The categories listed above determine the amount of wage loss benefits an injured employee can receive. To determine which category best applies to your injury, talk to an experienced workers’ compensation attorney.
2. Filing a third-party lawsuit
In Arizona, the trade-off for receiving workers’ compensation benefits is that you can’t sue your employer or co-worker for your work-related injury.
However, if you’re injured by a third party (someone other than your employer or co-worker), you can file a workers’ compensation claim and file a separate third-party lawsuit against the person or entity that caused your injury.
Keep in mind that filing a lawsuit and winning a lawsuit are two different things. When it comes to workers’ compensation, Arizona is a “no-fault” state. This means you can file a workers’ compensation claim and receive benefits without having to prove that your employer did anything wrong. This is not the case when it comes to filing a third-party lawsuit.
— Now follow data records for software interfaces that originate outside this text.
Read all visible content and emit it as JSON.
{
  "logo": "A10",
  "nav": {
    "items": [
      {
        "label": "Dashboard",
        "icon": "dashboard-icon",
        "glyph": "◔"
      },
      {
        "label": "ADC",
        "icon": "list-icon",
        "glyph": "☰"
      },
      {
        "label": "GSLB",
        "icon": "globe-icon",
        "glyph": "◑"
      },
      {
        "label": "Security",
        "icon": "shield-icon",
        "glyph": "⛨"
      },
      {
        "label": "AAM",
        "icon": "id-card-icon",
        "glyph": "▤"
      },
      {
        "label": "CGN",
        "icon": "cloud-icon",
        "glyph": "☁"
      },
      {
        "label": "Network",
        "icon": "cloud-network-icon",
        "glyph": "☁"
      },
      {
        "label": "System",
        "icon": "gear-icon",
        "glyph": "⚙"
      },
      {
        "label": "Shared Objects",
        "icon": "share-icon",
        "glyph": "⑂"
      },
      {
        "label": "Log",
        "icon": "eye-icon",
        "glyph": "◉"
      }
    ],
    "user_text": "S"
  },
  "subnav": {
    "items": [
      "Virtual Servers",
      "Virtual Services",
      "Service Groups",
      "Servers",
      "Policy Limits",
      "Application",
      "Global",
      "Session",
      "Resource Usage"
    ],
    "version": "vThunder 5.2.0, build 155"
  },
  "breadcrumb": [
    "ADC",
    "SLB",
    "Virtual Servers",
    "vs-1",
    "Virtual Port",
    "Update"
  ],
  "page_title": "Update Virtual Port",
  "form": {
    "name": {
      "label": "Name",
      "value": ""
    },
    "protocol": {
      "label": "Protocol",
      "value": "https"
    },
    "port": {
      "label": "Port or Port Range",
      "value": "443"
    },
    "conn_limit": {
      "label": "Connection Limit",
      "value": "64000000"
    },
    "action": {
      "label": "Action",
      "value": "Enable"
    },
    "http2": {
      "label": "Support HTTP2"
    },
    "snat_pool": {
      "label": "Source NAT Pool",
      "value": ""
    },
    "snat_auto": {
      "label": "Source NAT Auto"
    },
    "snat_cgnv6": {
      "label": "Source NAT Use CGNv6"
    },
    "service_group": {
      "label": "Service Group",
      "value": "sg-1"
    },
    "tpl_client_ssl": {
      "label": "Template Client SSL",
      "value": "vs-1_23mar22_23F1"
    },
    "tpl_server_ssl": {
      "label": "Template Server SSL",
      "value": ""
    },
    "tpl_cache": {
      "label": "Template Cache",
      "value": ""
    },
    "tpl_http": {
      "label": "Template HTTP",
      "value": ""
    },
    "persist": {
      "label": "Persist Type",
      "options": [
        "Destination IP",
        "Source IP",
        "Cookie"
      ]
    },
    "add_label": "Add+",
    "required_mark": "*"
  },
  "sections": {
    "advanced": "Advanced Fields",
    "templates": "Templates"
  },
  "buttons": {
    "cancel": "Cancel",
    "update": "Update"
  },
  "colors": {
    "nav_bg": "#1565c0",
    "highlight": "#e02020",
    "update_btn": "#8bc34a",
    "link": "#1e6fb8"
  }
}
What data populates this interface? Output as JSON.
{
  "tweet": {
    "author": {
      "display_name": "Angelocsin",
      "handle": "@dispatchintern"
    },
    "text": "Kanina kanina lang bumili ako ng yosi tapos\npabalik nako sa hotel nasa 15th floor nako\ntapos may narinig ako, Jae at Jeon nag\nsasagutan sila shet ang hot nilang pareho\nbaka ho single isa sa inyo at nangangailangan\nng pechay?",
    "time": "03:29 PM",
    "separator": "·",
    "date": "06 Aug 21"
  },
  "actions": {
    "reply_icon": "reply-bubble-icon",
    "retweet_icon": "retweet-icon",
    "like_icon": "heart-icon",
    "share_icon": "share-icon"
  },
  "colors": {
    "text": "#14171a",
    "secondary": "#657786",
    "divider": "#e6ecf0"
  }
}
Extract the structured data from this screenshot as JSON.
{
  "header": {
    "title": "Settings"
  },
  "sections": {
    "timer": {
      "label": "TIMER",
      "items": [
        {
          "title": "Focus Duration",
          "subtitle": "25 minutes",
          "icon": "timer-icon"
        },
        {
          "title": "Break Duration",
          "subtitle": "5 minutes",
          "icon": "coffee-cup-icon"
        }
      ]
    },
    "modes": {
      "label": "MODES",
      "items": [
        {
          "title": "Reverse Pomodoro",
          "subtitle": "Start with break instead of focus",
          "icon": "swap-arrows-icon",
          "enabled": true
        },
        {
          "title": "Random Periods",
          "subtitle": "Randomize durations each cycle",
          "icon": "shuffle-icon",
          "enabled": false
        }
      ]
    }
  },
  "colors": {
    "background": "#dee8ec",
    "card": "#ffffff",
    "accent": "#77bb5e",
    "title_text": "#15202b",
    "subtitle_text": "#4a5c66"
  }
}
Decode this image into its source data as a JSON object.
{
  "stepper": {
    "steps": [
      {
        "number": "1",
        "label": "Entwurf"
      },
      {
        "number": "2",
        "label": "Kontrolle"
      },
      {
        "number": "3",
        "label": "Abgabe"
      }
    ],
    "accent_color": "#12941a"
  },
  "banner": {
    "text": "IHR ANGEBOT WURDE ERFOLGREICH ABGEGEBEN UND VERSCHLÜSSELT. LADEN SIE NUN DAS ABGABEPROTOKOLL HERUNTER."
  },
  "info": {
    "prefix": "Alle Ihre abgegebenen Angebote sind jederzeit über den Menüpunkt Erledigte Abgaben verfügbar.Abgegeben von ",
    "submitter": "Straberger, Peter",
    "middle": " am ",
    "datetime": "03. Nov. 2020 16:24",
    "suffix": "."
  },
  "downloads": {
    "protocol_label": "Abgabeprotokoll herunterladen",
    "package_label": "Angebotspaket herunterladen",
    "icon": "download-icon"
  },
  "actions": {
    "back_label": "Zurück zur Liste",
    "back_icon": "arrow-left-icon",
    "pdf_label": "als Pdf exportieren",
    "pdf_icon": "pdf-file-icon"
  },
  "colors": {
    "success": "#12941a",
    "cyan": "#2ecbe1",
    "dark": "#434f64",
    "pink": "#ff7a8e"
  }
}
To win a third-party lawsuit, you generally have to prove that the third party was negligent. This means proving that:
- The third party owed you a duty of care
- The third party breached that duty of care
- The third party’s breach was the legal cause of your injury
Nevertheless, third-party lawsuits may be appropriate in certain situations, including situation where:
- An employee is injured by a defective piece of equipment
- An employee is injured by a dangerous condition that existed on the property where the employee was working
- A motor vehicle accident occurred while the employee was working
If you intend to file a third-party lawsuit, there are a couple of important things to keep in mind.
Statute of limitations
As an employee entitled to workers’ compensation benefits, you only have 1 year from the date of your injury to file a lawsuit against a third party (and only 180 days if the third party is a government entity). Once this period ends, you have no right to file the lawsuit (though the workers’ compensation insurer may have the right to do so).
As an employee entitled to workers’ compensation benefits, it’s imperative that you notify the workers’ compensation insurer of your intention to file a lawsuit against a third-party.
What to do after a construction accident
Arizona requirements following a construction accident are stricter than some states. To be sure you don’t jeopardize your ability to receive workers’ compensation benefits, you should do the following after an injury:
- Visit a doctor so you can get the help you need and so you can begin establishing the medical evidence that is often the key to a successful claim.
- Report the injury to your employer as soon as possible so that your employer can file the required Employer’s Report of Industrial Injury and provide you with information regarding their workers’ compensation insurance carrier.
- Complete and file a Workers’ and Physicians Report of Injury or a Worker’s Report of Injury within 1 year of the work-related injury.
- Contact an attorney to see if there are any other legal remedies you should be pursuing.
Construction site accidents are complex and often require the expertise of an experienced Arizona attorney. If you’re injured in a construction accident, don’t hesitate to contact an attorney sooner than later. Most attorneys offer a free initial consultation.
See our guide Choosing a personal injury attorney.